  • Thanks, that more or less answers my question about FMA. I should really spend some time learning some x86 assembly. That would probably answer most of my questions.
    – user2088790
    Apr 10, 2013 at 18:39
  • As for your question about whether a multiply and an add can be done simultaneously (FMA). The answer is no since the add uses the result of the multiply. So you eat the latency of add + multiply. An FMA instruction does both instructions together - usually with the same latency as a single muliply. So the add is free.
    – Mysticial
    Apr 10, 2013 at 18:45
  • 1
    Thanks, that's what I thought. Now I just need to figure out how to organize my code so that the sum like I defined above does independent adds and multiplies simultaneously (so I avoid latencies).
    – user2088790
    Apr 10, 2013 at 19:10
  • 2
    You only need to separate them as much as it takes to reach the max throughput. The critical path is on the additions. The latency of an addps is 3 cycles. But the throughput is 1. So you need a minimum of 3 separate sum chains to fully utilize it. You currently have 4, so that's sufficient.
    – Mysticial
    Apr 10, 2013 at 19:41
  • 1
    I think your answer is misleading since a compiler can uses FMA by default without breaking IEEE rules stackoverflow.com/a/34817983/2542702
    – Z boson
    Jan 19, 2016 at 12:55

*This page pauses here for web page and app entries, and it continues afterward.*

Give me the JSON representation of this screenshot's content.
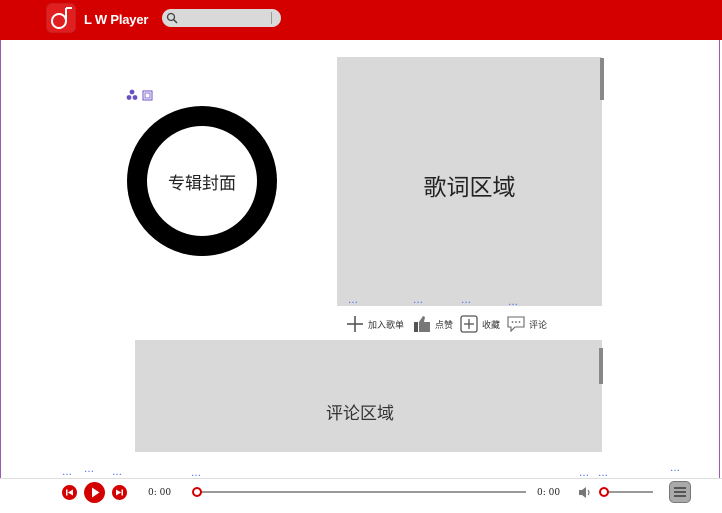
{
  "colors": {
    "brand": "#d40000",
    "panel": "#d9d9d9",
    "text": "#222222",
    "accent_dots": "#4a6cf7"
  },
  "header": {
    "app_name": "L W Player",
    "logo_icon": "music-note-icon",
    "search": {
      "placeholder": "",
      "value": "",
      "caption": "… ···",
      "icon": "search-icon"
    }
  },
  "album": {
    "label": "专辑封面",
    "cluster_icon": "cluster-icon",
    "pic_icon": "image-icon"
  },
  "lyrics": {
    "label": "歌词区域"
  },
  "actions": [
    {
      "label": "加入歌单",
      "icon": "plus-icon"
    },
    {
      "label": "点赞",
      "icon": "thumbs-up-icon"
    },
    {
      "label": "收藏",
      "icon": "bookmark-plus-icon"
    },
    {
      "label": "评论",
      "icon": "comment-icon"
    }
  ],
  "comments": {
    "label": "评论区域"
  },
  "player": {
    "current_time": "0: 00",
    "total_time": "0: 00",
    "progress": 0,
    "volume": 0,
    "prev_icon": "skip-back-icon",
    "play_icon": "play-icon",
    "next_icon": "skip-forward-icon",
    "volume_icon": "speaker-icon",
    "menu_icon": "menu-icon"
  },
  "annotation_dots": "…"
}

I tested the following code in GCC 5.3, Clang 3.7, ICC 13.0.1 and MSVC 2015 (compiler version 19.00).

float mul_add(float a, float b, float c) {
    return a*b + c;

__m256 mul_addv(__m256 a, __m256 b, __m256 c) {
    return _mm256_add_ps(_mm256_mul_ps(a, b), c);

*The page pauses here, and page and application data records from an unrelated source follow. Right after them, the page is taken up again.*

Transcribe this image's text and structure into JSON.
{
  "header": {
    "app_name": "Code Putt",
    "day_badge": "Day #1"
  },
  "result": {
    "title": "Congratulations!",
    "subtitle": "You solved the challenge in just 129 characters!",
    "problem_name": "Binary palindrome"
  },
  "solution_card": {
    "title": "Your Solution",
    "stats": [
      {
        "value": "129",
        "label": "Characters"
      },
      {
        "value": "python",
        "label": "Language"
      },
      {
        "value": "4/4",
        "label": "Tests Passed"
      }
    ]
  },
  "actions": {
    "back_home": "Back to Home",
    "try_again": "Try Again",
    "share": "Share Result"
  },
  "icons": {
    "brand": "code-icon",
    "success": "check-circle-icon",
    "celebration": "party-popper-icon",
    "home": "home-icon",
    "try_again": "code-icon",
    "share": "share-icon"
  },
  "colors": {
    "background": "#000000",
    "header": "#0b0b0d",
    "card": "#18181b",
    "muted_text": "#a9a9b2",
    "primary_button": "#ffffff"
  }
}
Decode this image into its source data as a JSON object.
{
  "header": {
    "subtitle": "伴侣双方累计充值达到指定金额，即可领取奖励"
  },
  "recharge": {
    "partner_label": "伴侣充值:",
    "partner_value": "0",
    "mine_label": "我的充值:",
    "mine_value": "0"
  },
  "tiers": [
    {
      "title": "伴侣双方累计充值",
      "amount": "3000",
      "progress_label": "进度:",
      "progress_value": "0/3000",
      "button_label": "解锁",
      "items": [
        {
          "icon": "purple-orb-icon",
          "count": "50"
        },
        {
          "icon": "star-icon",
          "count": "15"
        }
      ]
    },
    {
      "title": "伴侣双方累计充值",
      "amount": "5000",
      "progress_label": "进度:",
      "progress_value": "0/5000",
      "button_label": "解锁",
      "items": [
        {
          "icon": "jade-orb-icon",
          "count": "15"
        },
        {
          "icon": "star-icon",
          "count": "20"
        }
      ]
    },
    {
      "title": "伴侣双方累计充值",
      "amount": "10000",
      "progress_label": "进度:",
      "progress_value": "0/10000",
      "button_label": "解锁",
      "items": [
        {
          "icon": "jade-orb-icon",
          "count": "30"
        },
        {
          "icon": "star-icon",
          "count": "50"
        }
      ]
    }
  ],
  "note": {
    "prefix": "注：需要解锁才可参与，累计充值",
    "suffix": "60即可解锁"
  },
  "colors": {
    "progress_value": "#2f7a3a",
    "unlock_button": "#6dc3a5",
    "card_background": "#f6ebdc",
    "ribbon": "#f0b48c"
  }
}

With the right compiler options (see below) every compiler will generate a vfmadd instruction (e.g. vfmadd213ss) from mul_add. However, only MSVC fails to contract mul_addv to a single vfmadd instruction (e.g. vfmadd213ps).

The following compiler options are sufficient to generate vfmadd instructions (except with mul_addv with MSVC).

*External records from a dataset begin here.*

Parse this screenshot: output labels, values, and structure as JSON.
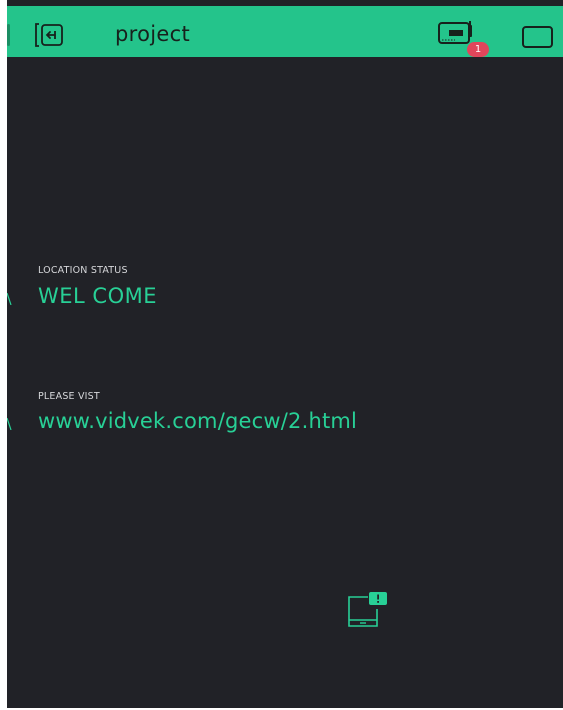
{
  "header": {
    "title": "project",
    "notification_count": "1"
  },
  "widgets": [
    {
      "label": "LOCATION STATUS",
      "value": "WEL COME"
    },
    {
      "label": "PLEASE VIST",
      "value": "www.vidvek.com/gecw/2.html"
    }
  ],
  "icons": {
    "back": "exit-app-icon",
    "device": "device-status-icon",
    "menu": "square-icon",
    "offline_device": "phone-notification-icon"
  },
  "colors": {
    "header_bg": "#24c48b",
    "screen_bg": "#212227",
    "accent": "#28d096",
    "badge": "#e0465b"
  }
}
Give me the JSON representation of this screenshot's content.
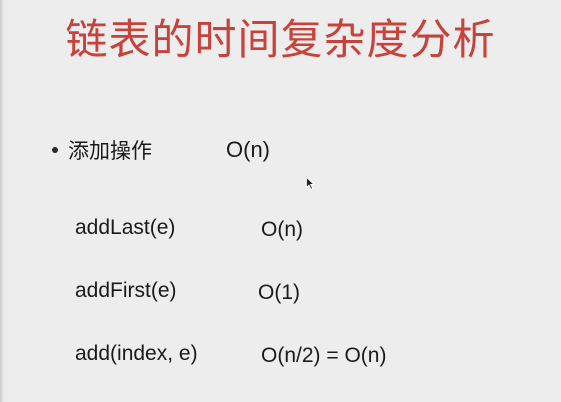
{
  "slide": {
    "title": "链表的时间复杂度分析",
    "bullet": {
      "label": "添加操作",
      "value": "O(n)"
    },
    "operations": [
      {
        "name": "addLast(e)",
        "complexity": "O(n)"
      },
      {
        "name": "addFirst(e)",
        "complexity": "O(1)"
      },
      {
        "name": "add(index, e)",
        "complexity": "O(n/2) = O(n)"
      }
    ]
  },
  "icons": {
    "pointer": "mouse-pointer-icon",
    "bullet": "bullet-dot-icon"
  },
  "colors": {
    "title": "#c8413b",
    "background": "#ededed",
    "text": "#1a1a1a"
  }
}
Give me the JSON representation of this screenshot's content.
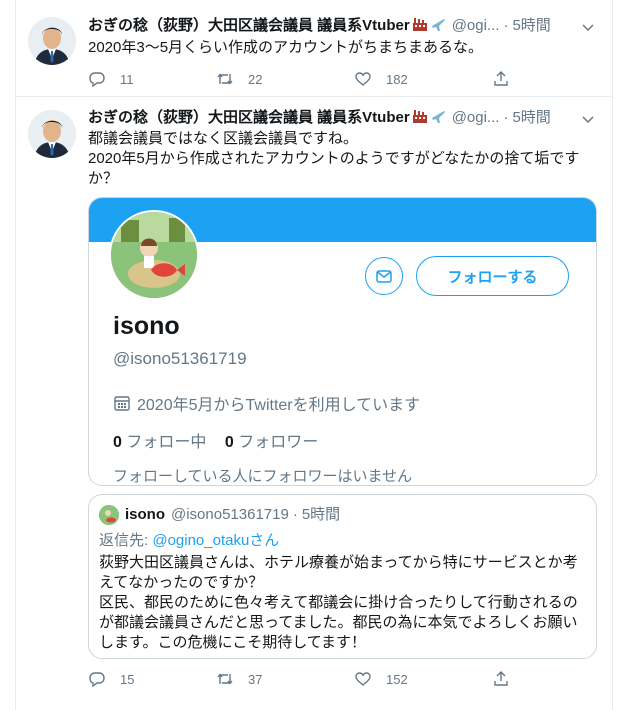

GCC:   -O2 -mavx2 -mfma
Clang: -O1 -mavx2 -mfma -ffp-contract=fast
ICC:   -O1 -march=core-avx2
MSVC:  /O1 /arch:AVX2 /fp:fast

GCC 4.9 will not contract mul_addv to a single fma instruction but since at least GCC 5.1 it does. I don't know when the other compilers started doing this.

  • See also #pragma STDC FP_CONTRACT ON. Stephen Canon points out that it allows contraction only within a single statement, not across statements. (lists.llvm.org/pipermail/cfe-dev/2015-September/045110.html). Also note that gcc enables contraction only with -std=gnu*, not with -std=c11 or whatever. (And then it enables contraction across statements, beyond what IEEE + ISO C strictly allow). Another test function that uses separate variables might be worth trying. Sep 8, 2017 at 19:37
  • @PeterCordes, see this stackoverflow.com/q/34436233/2542702 and Stephen Canon's answer. I think what GCC is doing is okay according toe Stephen's answer (assuming that GCC did not ignore STDC FP_CONTRACT which is unfortunately does last time I checked).
    – Z boson
    Sep 11, 2017 at 11:17
  • Your question there only asks about return a*b + c;, not about float mul = a*b; return mul + c;. Read Stephen's mailing-list post carefully: he mentions that clang's STDC FP_CONTRACT ON only enables contraction within an expression, unlike clangs -ffp-contract=fast which would enable it for my second example in this comment, too. That's why clang has separate on vs. fast settings for the command-line option. See my recent edits to Mysticial's answer on this question. It's messier than I thought at first :( Sep 11, 2017 at 17:19
  • @PeterCordes, one of my points is that GCC ignores #pragma STDC FP_CONTRACT. At least last time I checked. I should check this again (for e.g. gnuc99 and c99 or whatever).
    – Z boson
    Sep 13, 2017 at 10:51
  • I think that's still true. And its actual behaviour goes beyond what #pragma STDC FP_CONTRACT ON allows, so it's not quite like defaulting that to ON and failing to provide a way to turn it off. I think from what I've read that IEEE + C doesn't specify a #pragma STDC FP_CONTRACT FAST, even though that is a useful setting. Sep 13, 2017 at 15:28

Your Answer

By clicking “Post Your Answer”, you agree to our terms of service, privacy policy and cookie policy